More than half (58%) of the 31 women with Fontan physiology reported currently using oral contraception, while 28% of those women reported experiencing a T/TE while taking oral contraception.

For 38 women with D-transposition of the great arteries, 31 (82%) reported previously using oral contraception, and four of those women reported experiencing a T/TE while doing so. Two patients reported having a lower extremity clot, and two patients reported having had a transient ischemic attack.

Women who had never taken an oral contraceptive reported no history of a T/TE, and the researchers verified that in the medical records.

Women with complex CHD reported using more progestin-only oral contraceptives than the combination of estrogen and progestin contraceptives.

While 84% of women reported receiving contraception counseling, only 43% reported that the counseling came from their adult CHD provider. Fifty-five percent reported counseling from gynecologists, while only 11% reported counseling from a primary care physician.

The researchers cautioned that their results might not be generalizable to a wide population because patients were being cared for in a CHD center, and the study population was mostly Caucasian.

 Women with CHD reporting using oral contraception

 Women with CHD reporting T/TE while using oral contraception

 Women in study reporting contraception counseling from CHD provider

Refer a patient to the Corrigan Minehan Heart Center

Learn more about the Adult Congenital Heart Disease Program


Multidisciplinary program improves treatment of congenital heart disease. Longitudinal data provides benefits.

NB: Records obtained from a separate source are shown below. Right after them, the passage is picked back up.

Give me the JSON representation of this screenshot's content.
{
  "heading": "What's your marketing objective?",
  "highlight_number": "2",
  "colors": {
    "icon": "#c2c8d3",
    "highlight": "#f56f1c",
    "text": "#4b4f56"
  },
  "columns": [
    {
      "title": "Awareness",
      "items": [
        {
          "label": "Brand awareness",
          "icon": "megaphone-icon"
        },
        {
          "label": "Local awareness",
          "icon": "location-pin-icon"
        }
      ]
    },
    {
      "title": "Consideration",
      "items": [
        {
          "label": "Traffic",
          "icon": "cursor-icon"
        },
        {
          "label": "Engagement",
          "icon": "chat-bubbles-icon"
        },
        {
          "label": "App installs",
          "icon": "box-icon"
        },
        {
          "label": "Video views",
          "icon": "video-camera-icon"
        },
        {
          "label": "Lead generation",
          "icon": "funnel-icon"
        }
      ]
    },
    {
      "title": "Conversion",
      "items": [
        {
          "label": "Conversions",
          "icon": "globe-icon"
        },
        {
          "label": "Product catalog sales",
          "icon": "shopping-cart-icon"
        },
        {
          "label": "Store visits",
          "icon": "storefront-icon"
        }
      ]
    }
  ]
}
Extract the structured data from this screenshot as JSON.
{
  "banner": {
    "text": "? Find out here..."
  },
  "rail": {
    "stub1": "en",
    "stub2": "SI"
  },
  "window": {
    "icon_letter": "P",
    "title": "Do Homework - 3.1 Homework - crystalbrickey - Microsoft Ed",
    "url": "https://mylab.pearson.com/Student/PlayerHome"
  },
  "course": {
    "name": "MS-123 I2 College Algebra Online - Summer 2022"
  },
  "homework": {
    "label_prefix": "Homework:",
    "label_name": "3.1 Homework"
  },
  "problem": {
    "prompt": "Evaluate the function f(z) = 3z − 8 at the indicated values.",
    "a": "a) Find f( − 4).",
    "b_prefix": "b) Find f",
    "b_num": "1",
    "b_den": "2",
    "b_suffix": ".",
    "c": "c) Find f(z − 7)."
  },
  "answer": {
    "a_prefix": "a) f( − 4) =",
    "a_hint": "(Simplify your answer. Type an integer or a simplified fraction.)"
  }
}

In this podcast, Ami Bhatt, MD, of Massachusetts General Hospital, discusses prevention of atherosclerotic cardiovascular disease in adults with congenital heart disease.